App and web page records:
*** Block opens ***

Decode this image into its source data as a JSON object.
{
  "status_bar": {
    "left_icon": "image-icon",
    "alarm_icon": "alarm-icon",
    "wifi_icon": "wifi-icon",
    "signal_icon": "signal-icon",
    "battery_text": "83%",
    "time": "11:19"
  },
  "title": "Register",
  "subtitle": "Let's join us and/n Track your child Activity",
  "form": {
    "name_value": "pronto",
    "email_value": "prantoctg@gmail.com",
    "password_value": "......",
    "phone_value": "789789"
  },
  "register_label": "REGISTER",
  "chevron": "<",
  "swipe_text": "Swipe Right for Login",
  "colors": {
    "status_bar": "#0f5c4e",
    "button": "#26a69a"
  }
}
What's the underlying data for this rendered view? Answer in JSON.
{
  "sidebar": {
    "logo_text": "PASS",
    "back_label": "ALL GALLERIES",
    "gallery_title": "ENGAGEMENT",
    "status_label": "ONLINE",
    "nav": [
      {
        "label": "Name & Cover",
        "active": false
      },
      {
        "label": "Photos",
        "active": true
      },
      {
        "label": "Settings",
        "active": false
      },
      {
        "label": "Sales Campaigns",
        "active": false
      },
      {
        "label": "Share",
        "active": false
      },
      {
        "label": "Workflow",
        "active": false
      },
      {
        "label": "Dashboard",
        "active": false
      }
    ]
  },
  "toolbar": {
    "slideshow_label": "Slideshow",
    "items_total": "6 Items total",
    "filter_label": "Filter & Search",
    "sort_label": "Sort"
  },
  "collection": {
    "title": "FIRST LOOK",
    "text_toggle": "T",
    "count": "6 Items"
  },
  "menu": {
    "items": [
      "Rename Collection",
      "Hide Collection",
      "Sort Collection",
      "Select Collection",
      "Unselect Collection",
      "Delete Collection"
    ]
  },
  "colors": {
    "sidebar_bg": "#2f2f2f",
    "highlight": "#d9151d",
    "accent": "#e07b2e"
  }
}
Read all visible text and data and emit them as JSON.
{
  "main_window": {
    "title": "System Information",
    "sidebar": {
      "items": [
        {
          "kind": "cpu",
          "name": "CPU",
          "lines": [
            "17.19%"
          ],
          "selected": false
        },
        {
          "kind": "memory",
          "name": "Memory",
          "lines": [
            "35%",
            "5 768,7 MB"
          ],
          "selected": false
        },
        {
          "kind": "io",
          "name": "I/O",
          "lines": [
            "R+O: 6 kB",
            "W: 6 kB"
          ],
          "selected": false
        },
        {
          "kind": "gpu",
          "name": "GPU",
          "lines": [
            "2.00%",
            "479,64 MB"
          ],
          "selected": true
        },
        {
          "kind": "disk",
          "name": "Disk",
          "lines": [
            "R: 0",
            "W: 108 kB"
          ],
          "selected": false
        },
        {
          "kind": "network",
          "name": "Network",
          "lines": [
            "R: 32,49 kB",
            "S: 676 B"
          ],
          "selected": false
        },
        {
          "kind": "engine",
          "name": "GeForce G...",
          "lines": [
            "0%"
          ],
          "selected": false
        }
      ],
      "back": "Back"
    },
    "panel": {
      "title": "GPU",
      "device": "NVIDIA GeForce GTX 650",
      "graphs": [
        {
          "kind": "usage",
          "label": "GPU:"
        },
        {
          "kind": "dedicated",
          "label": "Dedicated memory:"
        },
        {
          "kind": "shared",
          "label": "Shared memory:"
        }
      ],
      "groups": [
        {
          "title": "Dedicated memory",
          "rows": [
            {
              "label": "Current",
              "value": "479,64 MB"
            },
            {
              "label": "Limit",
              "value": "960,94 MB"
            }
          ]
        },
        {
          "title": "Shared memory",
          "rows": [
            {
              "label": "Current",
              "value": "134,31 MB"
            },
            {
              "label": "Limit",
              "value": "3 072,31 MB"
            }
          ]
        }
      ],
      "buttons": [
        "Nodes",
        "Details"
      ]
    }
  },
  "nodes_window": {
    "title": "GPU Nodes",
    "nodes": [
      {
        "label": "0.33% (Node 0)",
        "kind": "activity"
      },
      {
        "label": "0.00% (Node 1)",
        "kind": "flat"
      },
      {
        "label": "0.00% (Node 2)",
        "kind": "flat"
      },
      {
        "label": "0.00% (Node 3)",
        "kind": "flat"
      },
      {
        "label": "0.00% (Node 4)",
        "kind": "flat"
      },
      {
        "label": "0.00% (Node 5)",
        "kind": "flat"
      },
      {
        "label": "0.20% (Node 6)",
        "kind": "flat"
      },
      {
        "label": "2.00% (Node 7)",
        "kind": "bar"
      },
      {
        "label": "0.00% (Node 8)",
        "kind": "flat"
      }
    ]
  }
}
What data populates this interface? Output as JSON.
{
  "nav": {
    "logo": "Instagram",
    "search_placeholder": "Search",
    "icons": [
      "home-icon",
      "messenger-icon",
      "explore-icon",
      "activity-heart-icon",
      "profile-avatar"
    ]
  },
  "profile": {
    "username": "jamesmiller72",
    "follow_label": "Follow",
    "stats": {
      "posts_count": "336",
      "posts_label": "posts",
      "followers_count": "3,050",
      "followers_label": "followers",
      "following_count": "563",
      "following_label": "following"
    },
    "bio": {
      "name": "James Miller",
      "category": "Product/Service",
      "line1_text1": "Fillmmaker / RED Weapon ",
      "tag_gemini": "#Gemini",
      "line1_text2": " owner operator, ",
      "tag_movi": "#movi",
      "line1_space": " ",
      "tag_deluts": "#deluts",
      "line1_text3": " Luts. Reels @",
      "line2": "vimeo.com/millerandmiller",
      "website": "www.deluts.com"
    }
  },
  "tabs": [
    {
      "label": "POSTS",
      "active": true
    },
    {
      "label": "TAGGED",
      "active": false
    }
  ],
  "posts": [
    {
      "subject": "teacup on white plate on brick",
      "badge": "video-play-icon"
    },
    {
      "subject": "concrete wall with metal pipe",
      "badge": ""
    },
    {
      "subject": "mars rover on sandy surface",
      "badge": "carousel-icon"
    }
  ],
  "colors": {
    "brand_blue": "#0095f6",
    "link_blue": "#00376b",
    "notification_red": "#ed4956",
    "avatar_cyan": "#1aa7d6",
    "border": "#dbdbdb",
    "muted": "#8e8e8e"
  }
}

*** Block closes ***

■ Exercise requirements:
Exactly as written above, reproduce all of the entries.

■ Solved problem:
Decode this image into its source data as a JSON object.
{
  "status_bar": {
    "left_icon": "image-icon",
    "alarm_icon": "alarm-icon",
    "wifi_icon": "wifi-icon",
    "signal_icon": "signal-icon",
    "battery_text": "83%",
    "time": "11:19"
  },
  "title": "Register",
  "subtitle": "Let's join us and/n Track your child Activity",
  "form": {
    "name_value": "pronto",
    "email_value": "prantoctg@gmail.com",
    "password_value": "......",
    "phone_value": "789789"
  },
  "register_label": "REGISTER",
  "chevron": "<",
  "swipe_text": "Swipe Right for Login",
  "colors": {
    "status_bar": "#0f5c4e",
    "button": "#26a69a"
  }
}
What's the underlying data for this rendered view? Answer in JSON.
{
  "sidebar": {
    "logo_text": "PASS",
    "back_label": "ALL GALLERIES",
    "gallery_title": "ENGAGEMENT",
    "status_label": "ONLINE",
    "nav": [
      {
        "label": "Name & Cover",
        "active": false
      },
      {
        "label": "Photos",
        "active": true
      },
      {
        "label": "Settings",
        "active": false
      },
      {
        "label": "Sales Campaigns",
        "active": false
      },
      {
        "label": "Share",
        "active": false
      },
      {
        "label": "Workflow",
        "active": false
      },
      {
        "label": "Dashboard",
        "active": false
      }
    ]
  },
  "toolbar": {
    "slideshow_label": "Slideshow",
    "items_total": "6 Items total",
    "filter_label": "Filter & Search",
    "sort_label": "Sort"
  },
  "collection": {
    "title": "FIRST LOOK",
    "text_toggle": "T",
    "count": "6 Items"
  },
  "menu": {
    "items": [
      "Rename Collection",
      "Hide Collection",
      "Sort Collection",
      "Select Collection",
      "Unselect Collection",
      "Delete Collection"
    ]
  },
  "colors": {
    "sidebar_bg": "#2f2f2f",
    "highlight": "#d9151d",
    "accent": "#e07b2e"
  }
}
Read all visible text and data and emit them as JSON.
{
  "main_window": {
    "title": "System Information",
    "sidebar": {
      "items": [
        {
          "kind": "cpu",
          "name": "CPU",
          "lines": [
            "17.19%"
          ],
          "selected": false
        },
        {
          "kind": "memory",
          "name": "Memory",
          "lines": [
            "35%",
            "5 768,7 MB"
          ],
          "selected": false
        },
        {
          "kind": "io",
          "name": "I/O",
          "lines": [
            "R+O: 6 kB",
            "W: 6 kB"
          ],
          "selected": false
        },
        {
          "kind": "gpu",
          "name": "GPU",
          "lines": [
            "2.00%",
            "479,64 MB"
          ],
          "selected": true
        },
        {
          "kind": "disk",
          "name": "Disk",
          "lines": [
            "R: 0",
            "W: 108 kB"
          ],
          "selected": false
        },
        {
          "kind": "network",
          "name": "Network",
          "lines": [
            "R: 32,49 kB",
            "S: 676 B"
          ],
          "selected": false
        },
        {
          "kind": "engine",
          "name": "GeForce G...",
          "lines": [
            "0%"
          ],
          "selected": false
        }
      ],
      "back": "Back"
    },
    "panel": {
      "title": "GPU",
      "device": "NVIDIA GeForce GTX 650",
      "graphs": [
        {
          "kind": "usage",
          "label": "GPU:"
        },
        {
          "kind": "dedicated",
          "label": "Dedicated memory:"
        },
        {
          "kind": "shared",
          "label": "Shared memory:"
        }
      ],
      "groups": [
        {
          "title": "Dedicated memory",
          "rows": [
            {
              "label": "Current",
              "value": "479,64 MB"
            },
            {
              "label": "Limit",
              "value": "960,94 MB"
            }
          ]
        },
        {
          "title": "Shared memory",
          "rows": [
            {
              "label": "Current",
              "value": "134,31 MB"
            },
            {
              "label": "Limit",
              "value": "3 072,31 MB"
            }
          ]
        }
      ],
      "buttons": [
        "Nodes",
        "Details"
      ]
    }
  },
  "nodes_window": {
    "title": "GPU Nodes",
    "nodes": [
      {
        "label": "0.33% (Node 0)",
        "kind": "activity"
      },
      {
        "label": "0.00% (Node 1)",
        "kind": "flat"
      },
      {
        "label": "0.00% (Node 2)",
        "kind": "flat"
      },
      {
        "label": "0.00% (Node 3)",
        "kind": "flat"
      },
      {
        "label": "0.00% (Node 4)",
        "kind": "flat"
      },
      {
        "label": "0.00% (Node 5)",
        "kind": "flat"
      },
      {
        "label": "0.20% (Node 6)",
        "kind": "flat"
      },
      {
        "label": "2.00% (Node 7)",
        "kind": "bar"
      },
      {
        "label": "0.00% (Node 8)",
        "kind": "flat"
      }
    ]
  }
}
What data populates this interface? Output as JSON.
{
  "nav": {
    "logo": "Instagram",
    "search_placeholder": "Search",
    "icons": [
      "home-icon",
      "messenger-icon",
      "explore-icon",
      "activity-heart-icon",
      "profile-avatar"
    ]
  },
  "profile": {
    "username": "jamesmiller72",
    "follow_label": "Follow",
    "stats": {
      "posts_count": "336",
      "posts_label": "posts",
      "followers_count": "3,050",
      "followers_label": "followers",
      "following_count": "563",
      "following_label": "following"
    },
    "bio": {
      "name": "James Miller",
      "category": "Product/Service",
      "line1_text1": "Fillmmaker / RED Weapon ",
      "tag_gemini": "#Gemini",
      "line1_text2": " owner operator, ",
      "tag_movi": "#movi",
      "line1_space": " ",
      "tag_deluts": "#deluts",
      "line1_text3": " Luts. Reels @",
      "line2": "vimeo.com/millerandmiller",
      "website": "www.deluts.com"
    }
  },
  "tabs": [
    {
      "label": "POSTS",
      "active": true
    },
    {
      "label": "TAGGED",
      "active": false
    }
  ],
  "posts": [
    {
      "subject": "teacup on white plate on brick",
      "badge": "video-play-icon"
    },
    {
      "subject": "concrete wall with metal pipe",
      "badge": ""
    },
    {
      "subject": "mars rover on sandy surface",
      "badge": "carousel-icon"
    }
  ],
  "colors": {
    "brand_blue": "#0095f6",
    "link_blue": "#00376b",
    "notification_red": "#ed4956",
    "avatar_cyan": "#1aa7d6",
    "border": "#dbdbdb",
    "muted": "#8e8e8e"
  }
}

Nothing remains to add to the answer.